» **Data under study**
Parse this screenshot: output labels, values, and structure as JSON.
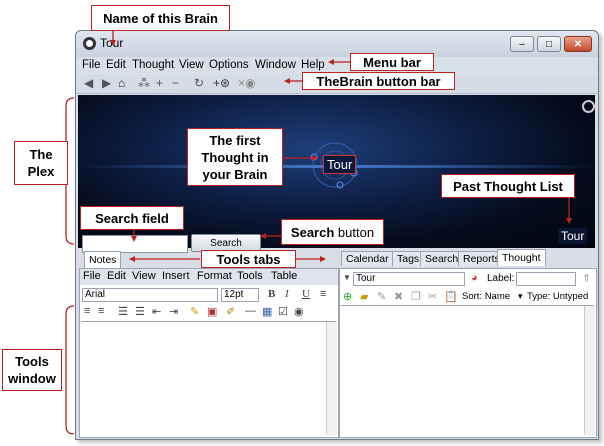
{
  "callouts": {
    "brain_name": "Name of this Brain",
    "menu_bar": "Menu bar",
    "button_bar": "TheBrain button bar",
    "plex_line1": "The",
    "plex_line2": "Plex",
    "first_thought_1": "The first",
    "first_thought_2": "Thought in",
    "first_thought_3": "your Brain",
    "past_list": "Past Thought List",
    "search_field": "Search field",
    "search_button_bold": "Search",
    "search_button_rest": " button",
    "tools_tabs": "Tools tabs",
    "tools_window_1": "Tools",
    "tools_window_2": "window"
  },
  "window": {
    "title": "Tour",
    "minimize": "–",
    "maximize": "□",
    "close": "✕"
  },
  "menu": [
    "File",
    "Edit",
    "Thought",
    "View",
    "Options",
    "Window",
    "Help"
  ],
  "plex": {
    "central_thought": "Tour",
    "past_thought": "Tour",
    "search_button": "Search"
  },
  "notes": {
    "tab": "Notes",
    "menu": [
      "File",
      "Edit",
      "View",
      "Insert",
      "Format",
      "Tools",
      "Table"
    ],
    "font": "Arial",
    "size": "12pt",
    "bold": "B",
    "italic": "I",
    "underline": "U"
  },
  "thought_panel": {
    "tabs": [
      "Calendar",
      "Tags",
      "Search",
      "Reports",
      "Thought"
    ],
    "name": "Tour",
    "label_caption": "Label:",
    "sort": "Sort: Name",
    "type": "Type: Untyped"
  },
  "colors": {
    "accent_red": "#b22222",
    "plex_dark": "#050b1c",
    "plex_blue": "#1f3f7a"
  }
}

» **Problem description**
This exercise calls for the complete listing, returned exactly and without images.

» **Finished task**
Parse this screenshot: output labels, values, and structure as JSON.
{
  "callouts": {
    "brain_name": "Name of this Brain",
    "menu_bar": "Menu bar",
    "button_bar": "TheBrain button bar",
    "plex_line1": "The",
    "plex_line2": "Plex",
    "first_thought_1": "The first",
    "first_thought_2": "Thought in",
    "first_thought_3": "your Brain",
    "past_list": "Past Thought List",
    "search_field": "Search field",
    "search_button_bold": "Search",
    "search_button_rest": " button",
    "tools_tabs": "Tools tabs",
    "tools_window_1": "Tools",
    "tools_window_2": "window"
  },
  "window": {
    "title": "Tour",
    "minimize": "–",
    "maximize": "□",
    "close": "✕"
  },
  "menu": [
    "File",
    "Edit",
    "Thought",
    "View",
    "Options",
    "Window",
    "Help"
  ],
  "plex": {
    "central_thought": "Tour",
    "past_thought": "Tour",
    "search_button": "Search"
  },
  "notes": {
    "tab": "Notes",
    "menu": [
      "File",
      "Edit",
      "View",
      "Insert",
      "Format",
      "Tools",
      "Table"
    ],
    "font": "Arial",
    "size": "12pt",
    "bold": "B",
    "italic": "I",
    "underline": "U"
  },
  "thought_panel": {
    "tabs": [
      "Calendar",
      "Tags",
      "Search",
      "Reports",
      "Thought"
    ],
    "name": "Tour",
    "label_caption": "Label:",
    "sort": "Sort: Name",
    "type": "Type: Untyped"
  },
  "colors": {
    "accent_red": "#b22222",
    "plex_dark": "#050b1c",
    "plex_blue": "#1f3f7a"
  }
}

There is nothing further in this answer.